• WHAT YOU WILL DO: What lines of the data below hold the string "Rodney"? Copy each one out.
Segment Start: EXERCISE MATERIAL
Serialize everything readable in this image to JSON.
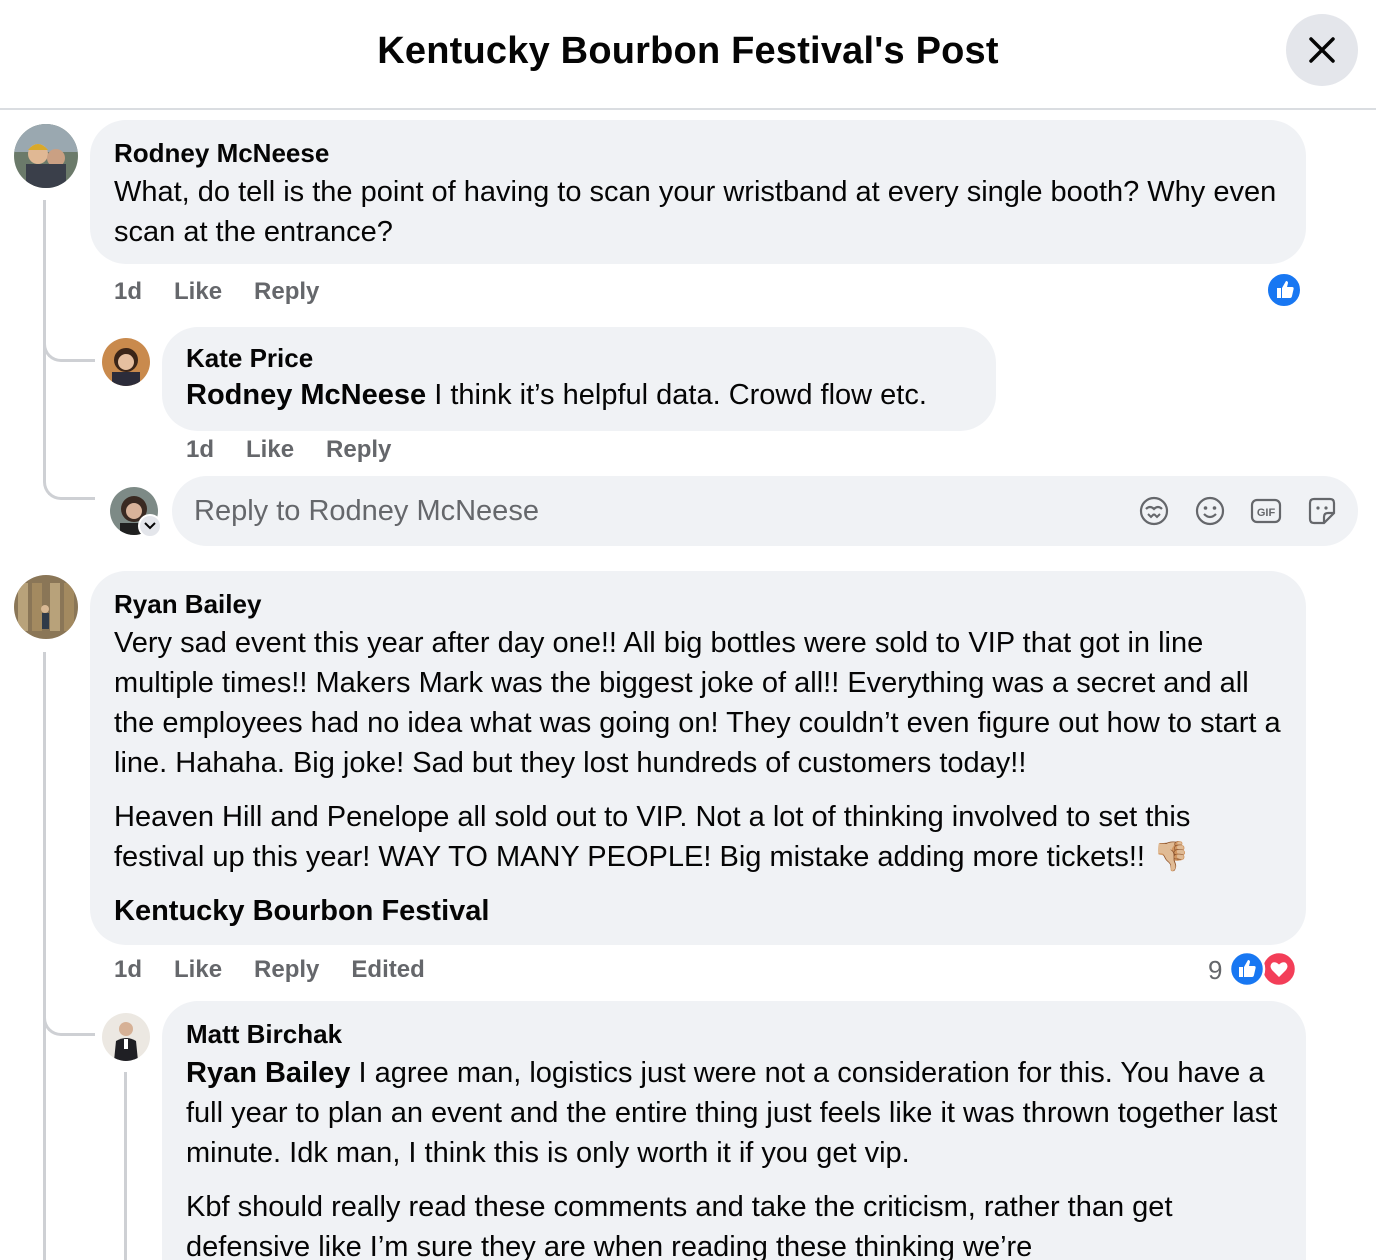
{
  "header": {
    "title": "Kentucky Bourbon Festival's Post"
  },
  "comments": [
    {
      "author": "Rodney McNeese",
      "text": "What, do tell is the point of having to scan your wristband at every single booth? Why even scan at the entrance?",
      "time": "1d",
      "like": "Like",
      "reply": "Reply"
    },
    {
      "author": "Kate Price",
      "mention": "Rodney McNeese",
      "text": " I think it’s helpful data. Crowd flow etc.",
      "time": "1d",
      "like": "Like",
      "reply": "Reply"
    },
    {
      "author": "Ryan Bailey",
      "paragraph1": "Very sad event this year after day one!! All big bottles were sold to VIP that got in line multiple times!! Makers Mark was the biggest joke of all!! Everything was a secret and all the employees had no idea what was going on! They couldn’t even figure out how to start a line. Hahaha. Big joke! Sad but they lost hundreds of customers today!!",
      "paragraph2": "Heaven Hill and Penelope all sold out to VIP. Not a lot of thinking involved to set this festival up this year! WAY TO MANY PEOPLE! Big mistake adding more tickets!! 👎🏼",
      "tag": "Kentucky Bourbon Festival",
      "time": "1d",
      "like": "Like",
      "reply": "Reply",
      "edited": "Edited",
      "reaction_count": "9"
    },
    {
      "author": "Matt Birchak",
      "mention": "Ryan Bailey",
      "paragraph1": " I agree man, logistics just were not a consideration for this. You have a full year to plan an event and the entire thing just feels like it was thrown together last minute. Idk man, I think this is only worth it if you get vip.",
      "paragraph2": "Kbf should really read these comments and take the criticism, rather than get defensive like I’m sure they are when reading these thinking we’re"
    }
  ],
  "reply_box": {
    "placeholder": "Reply to Rodney McNeese"
  },
  "colors": {
    "like_blue": "#1877f2",
    "love_red": "#f33e58",
    "bubble": "#f0f2f5",
    "muted": "#65676b"
  }
}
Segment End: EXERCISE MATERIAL
• TASK SOLUTION:
      "author": "Rodney McNeese",
      "mention": "Rodney McNeese",
    "placeholder": "Reply to Rodney McNeese"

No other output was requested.